Trevor Phillips: Distributed leadership is the “future of business”
A panel on day one of the CIPD Annual Conference and Exhibition spoke about different ways HR can create good work
Distributed leadership is the “future of business” because leaders are forced to listen to and work with their employees, according to Trevor Phillips, chair of Green Park.
“[Organisations] don’t have to be employee-owned but distributed leadership enforces accountability on top leadership as it forces them to work with people. They can’t send memos saying they’ve changed things, they have to answer to the people,” he said.
Phillips pointed to the John Lewis Partnership (JLP) as an example and shared how when he was president of the partnership council he was sceptical about its good reputation and was looking for the “feet of clay”.
“I never found the feet of clay,” he conceded, because these “values run right down” the organisation.
Phillips said “when [employees] look up [to leaders] that is not the way of the future” but good work happens when responsibility is shared.
“Good work is about creating a place where colleagues thrive… and employees have voice,” agreed Susan Clews, chief executive at ACAS.
Clews said it is an “exciting time” for how workplace conflict is being dealt with. There isn’t a higher volume of strike days than in the past but “conflict is manifesting in different ways such as sick days or not working as hard”, she explained.
The encouraging thing is that companies are listening more to what employees are saying, Clews continued.
“Companies are starting to take note that they can no longer focus on the bottom line,” she said. “Companies are starting to look at employee stakeholders not just customer stakeholders.”
Employee voice is key to rooting out and tackling conflict and organisations are beginning to realise this, she added.
Phillips said HR should be “proud of our profession in the way [tackling] workplace conflict has spread extensively across UK workplaces”.
“Conflict will always exist in any environment but how we handle it is critical,” he said. “The big explosive things have gone but they have been replaced with low level disputes.”
The challenge, said Phillips, is that when there’s conflict “business leaders often push it to the people leaders”. “You can’t just chuck it all at the head of HR when the problem is a business problem,” he warned.
When asked about HR’s role in calling out racial bullying and harassment in the workplace, Phillips asserted that racial discrimination is the D&I area that HR and organisations still haven’t tackled.
“I’ll be frank – there’s all sorts of isms in the workplace but race is the one we still can’t deal with,” said Phillips.
He explained that where all leaders and employees will have connections with people of other genders and diversity measures, people and organisations still lack awareness of racial discrimination. “We recognise all other areas… even I have a mother,” he explained.
“But someone’s ethnicity hides behind an opaque screen. We also know this is terminal.”
What’s also critical to note is that people who don’t experience racial harassment often don’t understand it, Phillips said.

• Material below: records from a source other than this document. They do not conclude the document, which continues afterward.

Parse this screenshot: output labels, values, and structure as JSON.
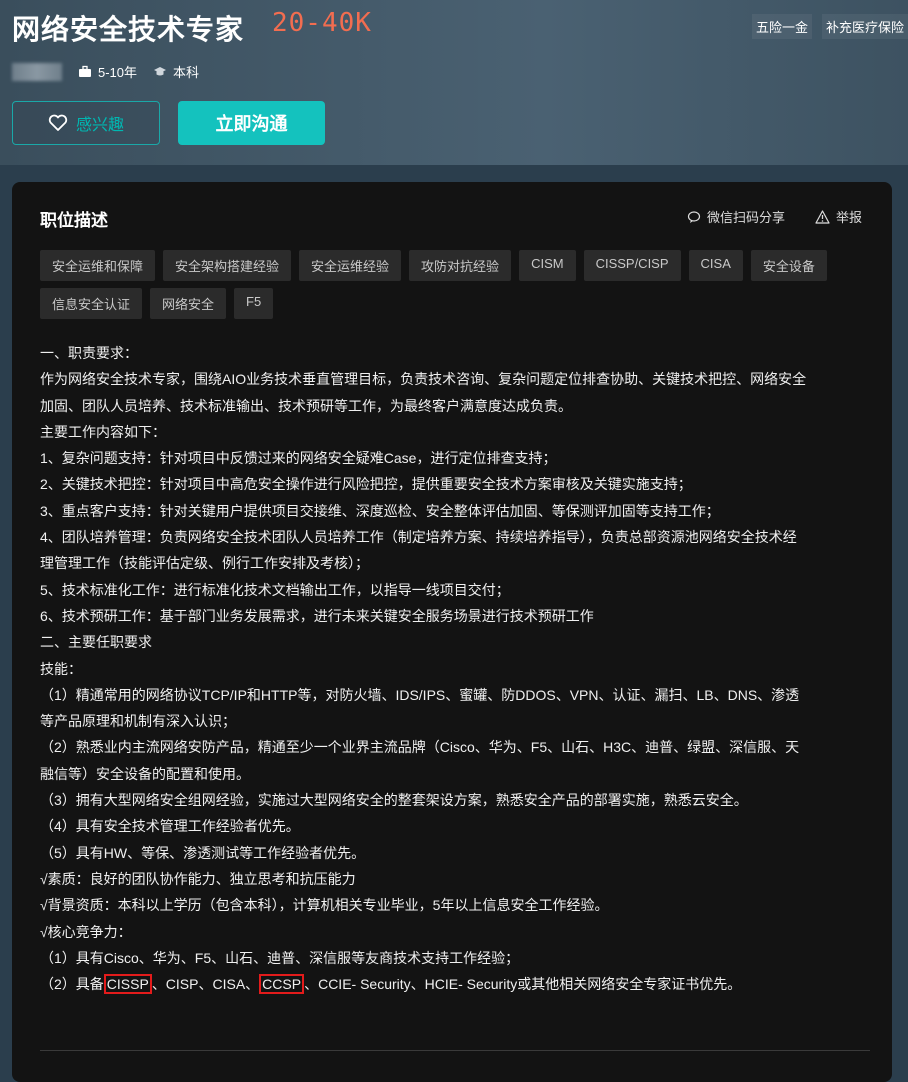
{
  "header": {
    "title": "网络安全技术专家",
    "salary": "20-40K",
    "benefits": [
      "五险一金",
      "补充医疗保险"
    ],
    "experience": "5-10年",
    "education": "本科",
    "interest_label": "感兴趣",
    "chat_label": "立即沟通"
  },
  "panel": {
    "title": "职位描述",
    "share_label": "微信扫码分享",
    "report_label": "举报",
    "tags": [
      "安全运维和保障",
      "安全架构搭建经验",
      "安全运维经验",
      "攻防对抗经验",
      "CISM",
      "CISSP/CISP",
      "CISA",
      "安全设备",
      "信息安全认证",
      "网络安全",
      "F5"
    ]
  },
  "description": {
    "lines": [
      "一、职责要求：",
      "作为网络安全技术专家，围绕AIO业务技术垂直管理目标，负责技术咨询、复杂问题定位排查协助、关键技术把控、网络安全",
      "加固、团队人员培养、技术标准输出、技术预研等工作，为最终客户满意度达成负责。",
      "主要工作内容如下：",
      "1、复杂问题支持：针对项目中反馈过来的网络安全疑难Case，进行定位排查支持；",
      "2、关键技术把控：针对项目中高危安全操作进行风险把控，提供重要安全技术方案审核及关键实施支持；",
      "3、重点客户支持：针对关键用户提供项目交接维、深度巡检、安全整体评估加固、等保测评加固等支持工作；",
      "4、团队培养管理：负责网络安全技术团队人员培养工作（制定培养方案、持续培养指导），负责总部资源池网络安全技术经",
      "理管理工作（技能评估定级、例行工作安排及考核）；",
      "5、技术标准化工作：进行标准化技术文档输出工作，以指导一线项目交付；",
      "6、技术预研工作：基于部门业务发展需求，进行未来关键安全服务场景进行技术预研工作",
      "二、主要任职要求",
      "技能：",
      "（1）精通常用的网络协议TCP/IP和HTTP等，对防火墙、IDS/IPS、蜜罐、防DDOS、VPN、认证、漏扫、LB、DNS、渗透",
      "等产品原理和机制有深入认识；",
      "（2）熟悉业内主流网络安防产品，精通至少一个业界主流品牌（Cisco、华为、F5、山石、H3C、迪普、绿盟、深信服、天",
      "融信等）安全设备的配置和使用。",
      "（3）拥有大型网络安全组网经验，实施过大型网络安全的整套架设方案，熟悉安全产品的部署实施，熟悉云安全。",
      "（4）具有安全技术管理工作经验者优先。",
      "（5）具有HW、等保、渗透测试等工作经验者优先。",
      "√素质：良好的团队协作能力、独立思考和抗压能力",
      "√背景资质：本科以上学历（包含本科），计算机相关专业毕业，5年以上信息安全工作经验。",
      "√核心竞争力：",
      "（1）具有Cisco、华为、F5、山石、迪普、深信服等友商技术支持工作经验；"
    ],
    "last": {
      "prefix": "（2）具备",
      "hl1": "CISSP",
      "mid": "、CISP、CISA、",
      "hl2": "CCSP",
      "suffix": "、CCIE- Security、HCIE- Security或其他相关网络安全专家证书优先。"
    }
  }
}
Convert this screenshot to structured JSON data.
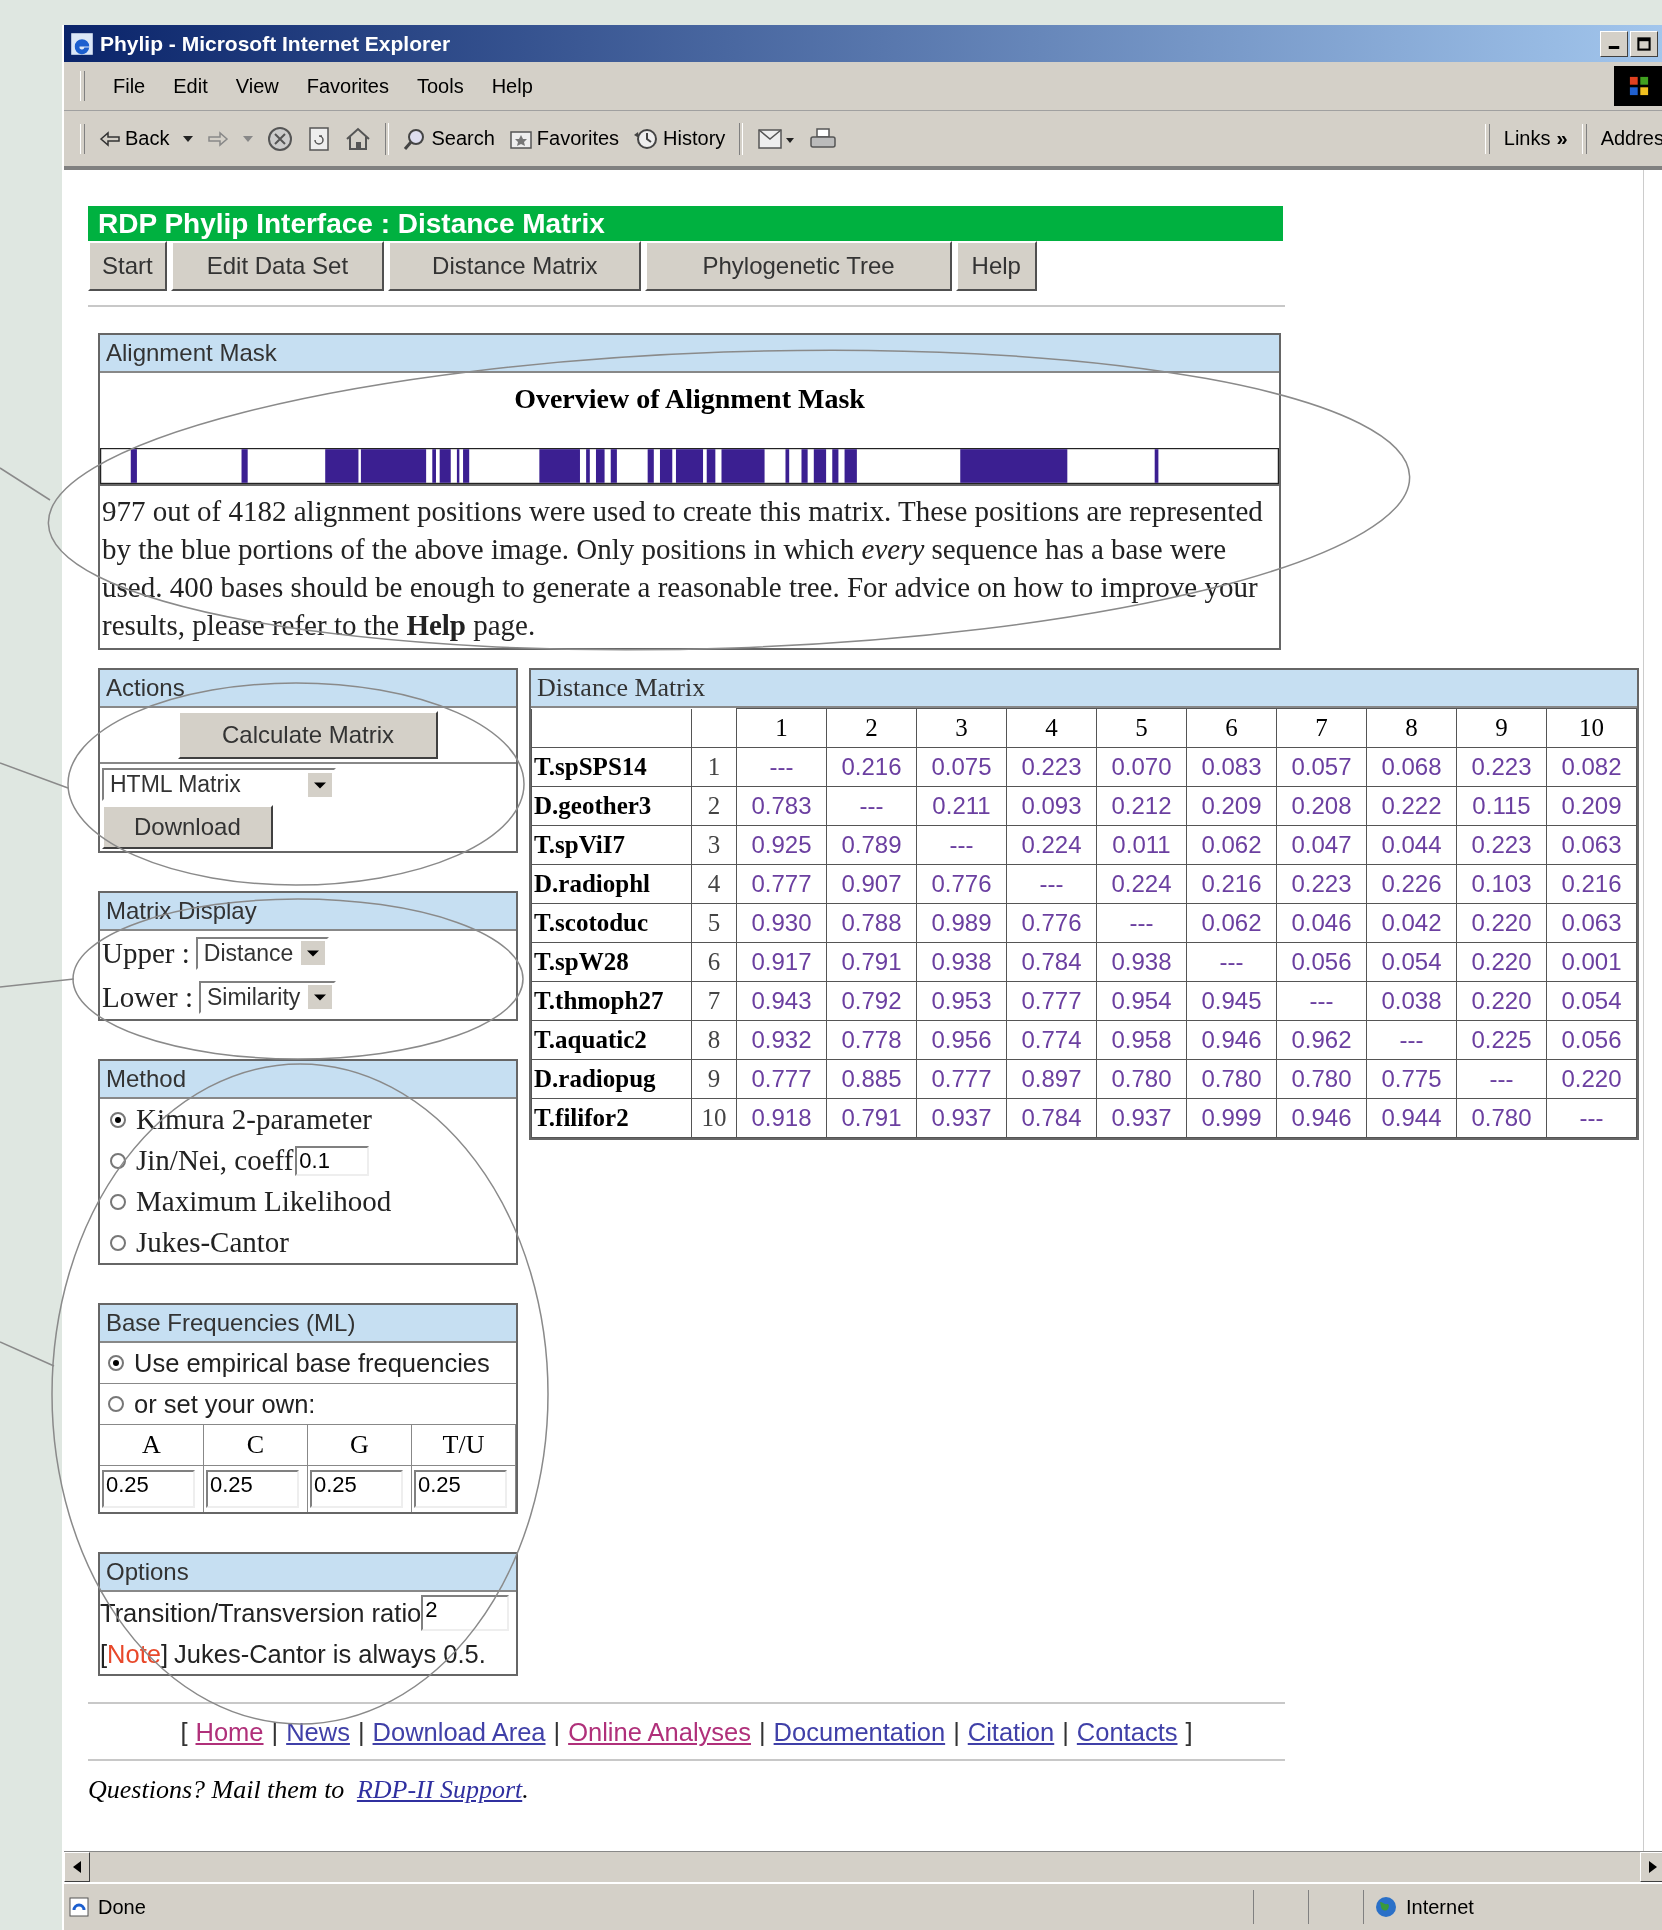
{
  "window": {
    "title": "Phylip - Microsoft Internet Explorer"
  },
  "menu": [
    "File",
    "Edit",
    "View",
    "Favorites",
    "Tools",
    "Help"
  ],
  "toolbar": [
    {
      "kind": "back",
      "label": "Back"
    },
    {
      "kind": "forward"
    },
    {
      "kind": "stop"
    },
    {
      "kind": "refresh"
    },
    {
      "kind": "home"
    },
    {
      "kind": "search",
      "label": "Search"
    },
    {
      "kind": "favorites",
      "label": "Favorites"
    },
    {
      "kind": "history",
      "label": "History"
    },
    {
      "kind": "mail"
    },
    {
      "kind": "print"
    }
  ],
  "links_bar": {
    "label": "Links",
    "chevron": "»",
    "address": "Addres"
  },
  "page": {
    "header": "RDP Phylip Interface : Distance Matrix",
    "nav": [
      "Start",
      "Edit Data Set",
      "Distance Matrix",
      "Phylogenetic Tree",
      "Help"
    ],
    "mask": {
      "title": "Alignment Mask",
      "heading": "Overview of Alignment Mask",
      "text": "977 out of 4182 alignment positions were used to create this matrix. These positions are represented by the blue portions of the above image. Only positions in which *every* sequence has a base were used. 400 bases should be enough to generate a reasonable tree. For advice on how to improve your results, please refer to the **Help** page."
    },
    "actions": {
      "title": "Actions",
      "calculate": "Calculate Matrix",
      "format": "HTML Matrix",
      "download": "Download"
    },
    "display": {
      "title": "Matrix Display",
      "rows": [
        {
          "label": "Upper :",
          "value": "Distance"
        },
        {
          "label": "Lower :",
          "value": "Similarity"
        }
      ]
    },
    "method": {
      "title": "Method",
      "options": [
        {
          "label": "Kimura 2-parameter",
          "selected": true
        },
        {
          "label": "Jin/Nei, coeff",
          "selected": false,
          "input": "0.1"
        },
        {
          "label": "Maximum Likelihood",
          "selected": false
        },
        {
          "label": "Jukes-Cantor",
          "selected": false
        }
      ]
    },
    "base_freq": {
      "title": "Base Frequencies (ML)",
      "options": [
        {
          "label": "Use empirical base frequencies",
          "selected": true
        },
        {
          "label": "or set your own:",
          "selected": false
        }
      ],
      "columns": [
        "A",
        "C",
        "G",
        "T/U"
      ],
      "values": [
        "0.25",
        "0.25",
        "0.25",
        "0.25"
      ]
    },
    "options": {
      "title": "Options",
      "ratio_label": "Transition/Transversion ratio",
      "ratio_value": "2",
      "note_open": "[",
      "note_tag": "Note",
      "note_close": "]",
      "note_text": "Jukes-Cantor is always 0.5."
    },
    "matrix": {
      "title": "Distance Matrix",
      "columns": [
        "1",
        "2",
        "3",
        "4",
        "5",
        "6",
        "7",
        "8",
        "9",
        "10"
      ],
      "rows": [
        {
          "name": "T.spSPS14",
          "index": "1",
          "values": [
            "---",
            "0.216",
            "0.075",
            "0.223",
            "0.070",
            "0.083",
            "0.057",
            "0.068",
            "0.223",
            "0.082"
          ]
        },
        {
          "name": "D.geother3",
          "index": "2",
          "values": [
            "0.783",
            "---",
            "0.211",
            "0.093",
            "0.212",
            "0.209",
            "0.208",
            "0.222",
            "0.115",
            "0.209"
          ]
        },
        {
          "name": "T.spViI7",
          "index": "3",
          "values": [
            "0.925",
            "0.789",
            "---",
            "0.224",
            "0.011",
            "0.062",
            "0.047",
            "0.044",
            "0.223",
            "0.063"
          ]
        },
        {
          "name": "D.radiophl",
          "index": "4",
          "values": [
            "0.777",
            "0.907",
            "0.776",
            "---",
            "0.224",
            "0.216",
            "0.223",
            "0.226",
            "0.103",
            "0.216"
          ]
        },
        {
          "name": "T.scotoduc",
          "index": "5",
          "values": [
            "0.930",
            "0.788",
            "0.989",
            "0.776",
            "---",
            "0.062",
            "0.046",
            "0.042",
            "0.220",
            "0.063"
          ]
        },
        {
          "name": "T.spW28",
          "index": "6",
          "values": [
            "0.917",
            "0.791",
            "0.938",
            "0.784",
            "0.938",
            "---",
            "0.056",
            "0.054",
            "0.220",
            "0.001"
          ]
        },
        {
          "name": "T.thmoph27",
          "index": "7",
          "values": [
            "0.943",
            "0.792",
            "0.953",
            "0.777",
            "0.954",
            "0.945",
            "---",
            "0.038",
            "0.220",
            "0.054"
          ]
        },
        {
          "name": "T.aquatic2",
          "index": "8",
          "values": [
            "0.932",
            "0.778",
            "0.956",
            "0.774",
            "0.958",
            "0.946",
            "0.962",
            "---",
            "0.225",
            "0.056"
          ]
        },
        {
          "name": "D.radiopug",
          "index": "9",
          "values": [
            "0.777",
            "0.885",
            "0.777",
            "0.897",
            "0.780",
            "0.780",
            "0.780",
            "0.775",
            "---",
            "0.220"
          ]
        },
        {
          "name": "T.filifor2",
          "index": "10",
          "values": [
            "0.918",
            "0.791",
            "0.937",
            "0.784",
            "0.937",
            "0.999",
            "0.946",
            "0.944",
            "0.780",
            "---"
          ]
        }
      ]
    },
    "footer": {
      "open": "[",
      "close": "]",
      "links": [
        {
          "label": "Home",
          "visited": true,
          "sep": "|"
        },
        {
          "label": "News",
          "visited": false,
          "sep": "|"
        },
        {
          "label": "Download Area",
          "visited": false,
          "sep": "|"
        },
        {
          "label": "Online Analyses",
          "visited": true,
          "sep": "|"
        },
        {
          "label": "Documentation",
          "visited": false,
          "sep": "|"
        },
        {
          "label": "Citation",
          "visited": false,
          "sep": "|"
        },
        {
          "label": "Contacts",
          "visited": false
        }
      ],
      "question": "Questions? Mail them to",
      "contact": "RDP-II Support",
      "end": "."
    }
  },
  "status_bar": {
    "text": "Done",
    "zone": "Internet"
  }
}
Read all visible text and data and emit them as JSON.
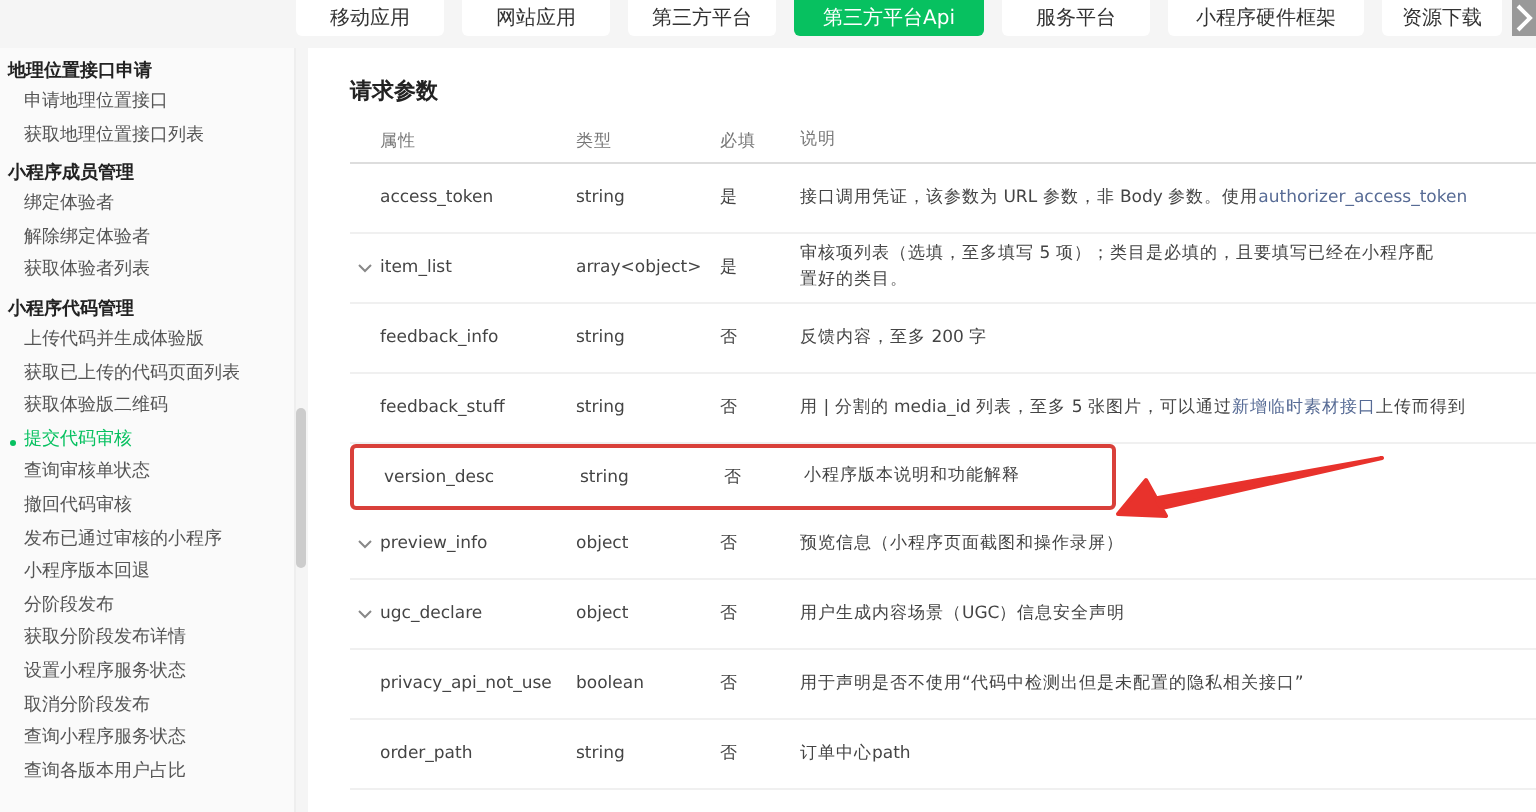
{
  "tabs": [
    {
      "label": "移动应用",
      "selected": false
    },
    {
      "label": "网站应用",
      "selected": false
    },
    {
      "label": "第三方平台",
      "selected": false
    },
    {
      "label": "第三方平台Api",
      "selected": true
    },
    {
      "label": "服务平台",
      "selected": false
    },
    {
      "label": "小程序硬件框架",
      "selected": false
    },
    {
      "label": "资源下载",
      "selected": false
    }
  ],
  "sidebar": {
    "groups": [
      {
        "title": "地理位置接口申请",
        "items": [
          {
            "label": "申请地理位置接口",
            "selected": false
          },
          {
            "label": "获取地理位置接口列表",
            "selected": false
          }
        ]
      },
      {
        "title": "小程序成员管理",
        "items": [
          {
            "label": "绑定体验者",
            "selected": false
          },
          {
            "label": "解除绑定体验者",
            "selected": false
          },
          {
            "label": "获取体验者列表",
            "selected": false
          }
        ]
      },
      {
        "title": "小程序代码管理",
        "items": [
          {
            "label": "上传代码并生成体验版",
            "selected": false
          },
          {
            "label": "获取已上传的代码页面列表",
            "selected": false
          },
          {
            "label": "获取体验版二维码",
            "selected": false
          },
          {
            "label": "提交代码审核",
            "selected": true
          },
          {
            "label": "查询审核单状态",
            "selected": false
          },
          {
            "label": "撤回代码审核",
            "selected": false
          },
          {
            "label": "发布已通过审核的小程序",
            "selected": false
          },
          {
            "label": "小程序版本回退",
            "selected": false
          },
          {
            "label": "分阶段发布",
            "selected": false
          },
          {
            "label": "获取分阶段发布详情",
            "selected": false
          },
          {
            "label": "设置小程序服务状态",
            "selected": false
          },
          {
            "label": "取消分阶段发布",
            "selected": false
          },
          {
            "label": "查询小程序服务状态",
            "selected": false
          },
          {
            "label": "查询各版本用户占比",
            "selected": false
          }
        ]
      }
    ]
  },
  "section_title": "请求参数",
  "table": {
    "columns": [
      "属性",
      "类型",
      "必填",
      "说明"
    ],
    "rows": [
      {
        "name": "access_token",
        "type": "string",
        "required": "是",
        "desc": "接口调用凭证，该参数为 URL 参数，非 Body 参数。使用",
        "link": "authorizer_access_token",
        "expandable": false,
        "highlighted": false
      },
      {
        "name": "item_list",
        "type": "array<object>",
        "required": "是",
        "desc": "审核项列表（选填，至多填写 5 项）；类目是必填的，且要填写已经在小程序配置好的类目。",
        "expandable": true,
        "highlighted": false
      },
      {
        "name": "feedback_info",
        "type": "string",
        "required": "否",
        "desc": "反馈内容，至多 200 字",
        "expandable": false,
        "highlighted": false
      },
      {
        "name": "feedback_stuff",
        "type": "string",
        "required": "否",
        "desc": "用 | 分割的 media_id 列表，至多 5 张图片，可以通过",
        "link": "新增临时素材接口",
        "desc_after": "上传而得到",
        "expandable": false,
        "highlighted": false
      },
      {
        "name": "version_desc",
        "type": "string",
        "required": "否",
        "desc": "小程序版本说明和功能解释",
        "expandable": false,
        "highlighted": true
      },
      {
        "name": "preview_info",
        "type": "object",
        "required": "否",
        "desc": "预览信息（小程序页面截图和操作录屏）",
        "expandable": true,
        "highlighted": false
      },
      {
        "name": "ugc_declare",
        "type": "object",
        "required": "否",
        "desc": "用户生成内容场景（UGC）信息安全声明",
        "expandable": true,
        "highlighted": false
      },
      {
        "name": "privacy_api_not_use",
        "type": "boolean",
        "required": "否",
        "desc": "用于声明是否不使用“代码中检测出但是未配置的隐私相关接口”",
        "expandable": false,
        "highlighted": false
      },
      {
        "name": "order_path",
        "type": "string",
        "required": "否",
        "desc": "订单中心path",
        "expandable": false,
        "highlighted": false
      }
    ]
  }
}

“Everyone says they want to deal with it, but the difficulties people constantly run up against is what I think is racial harassment may not be what everyone else thinks it is,” he said. “And organisations can’t agree or often don’t or can’t recognise what the person who feels they’ve been harassed or assaulted feels.”
He recommended that all organisations “go outside to help them deal with this”: “Don’t imagine you’re going to solve this by getting a non-executive on the board to solve it.”
The panel went on discuss the challenges of recruiting people that fit the organisation while being inclusive employers.
Rupert McNeil, government chief people officer at Civil Service UK, explained how HR has revamped the profiles of people it looks to recruit and promote within the Civil Service, to look beyond traditional requirements around skills and experience.
“For each role there is a success profile that shows the essential elements of experience and technical skill, but also strengths and behaviours,” he explained.
Key to this is equipping managers with the skills and accountability to recruit in an informed way, he added: “You’re requiring hiring managers to be more thoughtful.”
“Another aspect to the ‘will you fit?’ question is that I think it’s been used in the past to reject people,” said Peter Cheese, chief executive of the CIPD. “If we use fit we are using bias to pick people the same as ourselves. We have to understand we are innately biased and this cultural fit thing can be used in a way to exclude.”
He asked HR to ask itself: “When did you last recruit someone who scares you a bit?”
Phillips agreed that there’s a need to be “smart about what that fit thing might mean”. He shared an anecdote where he was participating in shortlisting candidates for a CEO role and he and the rest of the panel all “stumbled” on the fourth candidate because they were different.
He recommended that when looking at shortlisting candidates, HR must think about “what have you already got?”
“I think we’ve got into a place where we’re recruiting the 10th person and we’re recruiting them on the basis of the success of the last nine,” he said.
Phillips said HR should think about talent as a “share portfolio”, meaning they should recruit people not because they are good at things other people on the team excel at but because they’re good at something different.
“We need to think about fit not just as an exclusion thing but as a team and we haven’t got tools to do that yet,” he said. “We need to be a bit more lively in the way we think of these things.”
While inclusion is a key issue, Cheese concluded that the outlook in these areas is positive. “It’s encouraging to see the debates we’re now having – we wouldn’t be having this conversation even four or five years ago,” he said. “So that gives me great hope.”